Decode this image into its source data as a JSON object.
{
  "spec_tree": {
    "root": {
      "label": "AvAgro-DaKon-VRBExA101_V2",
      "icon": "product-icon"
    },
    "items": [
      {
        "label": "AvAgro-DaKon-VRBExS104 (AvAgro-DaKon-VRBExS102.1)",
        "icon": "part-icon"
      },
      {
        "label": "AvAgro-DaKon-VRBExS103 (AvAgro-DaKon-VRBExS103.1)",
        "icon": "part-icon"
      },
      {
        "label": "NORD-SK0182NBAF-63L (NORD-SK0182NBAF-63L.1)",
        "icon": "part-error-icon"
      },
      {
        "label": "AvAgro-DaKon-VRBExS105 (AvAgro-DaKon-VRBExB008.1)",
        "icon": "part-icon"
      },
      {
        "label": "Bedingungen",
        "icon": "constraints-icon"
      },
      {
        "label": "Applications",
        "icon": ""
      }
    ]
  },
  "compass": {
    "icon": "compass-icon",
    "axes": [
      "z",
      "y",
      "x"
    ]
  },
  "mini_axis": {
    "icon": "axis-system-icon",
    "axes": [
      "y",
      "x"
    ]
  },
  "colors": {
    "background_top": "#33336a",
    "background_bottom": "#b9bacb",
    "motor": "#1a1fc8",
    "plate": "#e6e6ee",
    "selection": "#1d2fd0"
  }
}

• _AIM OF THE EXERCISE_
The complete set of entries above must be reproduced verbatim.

• _WRITTEN RESPONSE_
Decode this image into its source data as a JSON object.
{
  "spec_tree": {
    "root": {
      "label": "AvAgro-DaKon-VRBExA101_V2",
      "icon": "product-icon"
    },
    "items": [
      {
        "label": "AvAgro-DaKon-VRBExS104 (AvAgro-DaKon-VRBExS102.1)",
        "icon": "part-icon"
      },
      {
        "label": "AvAgro-DaKon-VRBExS103 (AvAgro-DaKon-VRBExS103.1)",
        "icon": "part-icon"
      },
      {
        "label": "NORD-SK0182NBAF-63L (NORD-SK0182NBAF-63L.1)",
        "icon": "part-error-icon"
      },
      {
        "label": "AvAgro-DaKon-VRBExS105 (AvAgro-DaKon-VRBExB008.1)",
        "icon": "part-icon"
      },
      {
        "label": "Bedingungen",
        "icon": "constraints-icon"
      },
      {
        "label": "Applications",
        "icon": ""
      }
    ]
  },
  "compass": {
    "icon": "compass-icon",
    "axes": [
      "z",
      "y",
      "x"
    ]
  },
  "mini_axis": {
    "icon": "axis-system-icon",
    "axes": [
      "y",
      "x"
    ]
  },
  "colors": {
    "background_top": "#33336a",
    "background_bottom": "#b9bacb",
    "motor": "#1a1fc8",
    "plate": "#e6e6ee",
    "selection": "#1d2fd0"
  }
}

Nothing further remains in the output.